Another Roadside Attraction: 3 Random Joys of Japanese Highway Travel
Source: Gaijin Pot
Another Roadside Attraction: 3 Random Joys of Japanese Highway Travel

Exploring Japan by car could be rewarding uniquely. Beyond the opportunity to soak in the picturesque vistas all on your own time, you can find other experiences to be enjoyed. So whether you’re a passenger or perhaps a driver, if you’re traveling by car, be ready for some random encounters — some Japanese &mdash exclusively; to spice up and surprise you as well as your travel companions on the trip.

1. Melody roads

for some &mdash

Goofy; thoughtful to others &mdash incredibly; are Japan’s “melody roads,” where you could quite literally drive your car or truck over a patch of road to produce music.

Reminiscent of old vinyl records, grooves are cut into byways and highways at specific intervals to generate sound vibrations if they are driven over. Between 250 to 500 meters long, the group of furrows in these roads are constructed of carefully calculated depth and spacing so they generate a rhythm and hum that’s uncannily distinct and recognizable.

Known as “Asphaltophone” in &ldquo and Denmark;Singing Highways” in holland, these are not at all something unique to Japan, but it’s you can find them by the bucket load here. You can find over 30 musical roads scattered across Japan, from Hokkaido to Okinawa.
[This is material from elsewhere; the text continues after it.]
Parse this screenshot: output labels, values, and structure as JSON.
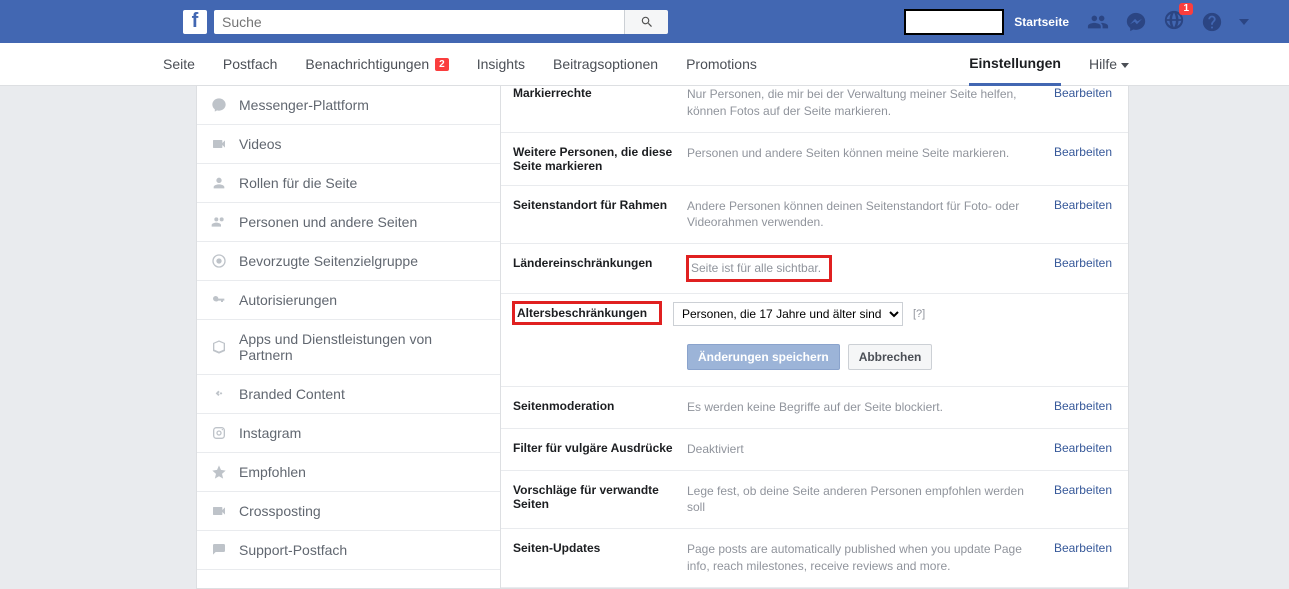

The tunes pressed in to the asphalt range between cultural folk songs specific to the spot such as for example “Futami Jowa” in Okinawa to popular tunes from Spirited Away in Gunma, Evangelion in Hakone and My Neighbor Totoro in Hiroshima.

mostly in the countryside to market tourism and regional revitalization

Found, authorities feel in addition they serve the objective of speed control and definitely prevent dozing off at the wheel.

… benefit from the bumps, rhythms and grooves of one’s ride in this original way.

If someone happens to come across one of these brilliant unprepared, it might be an eerie experience — almost as though the automobile has …continue reading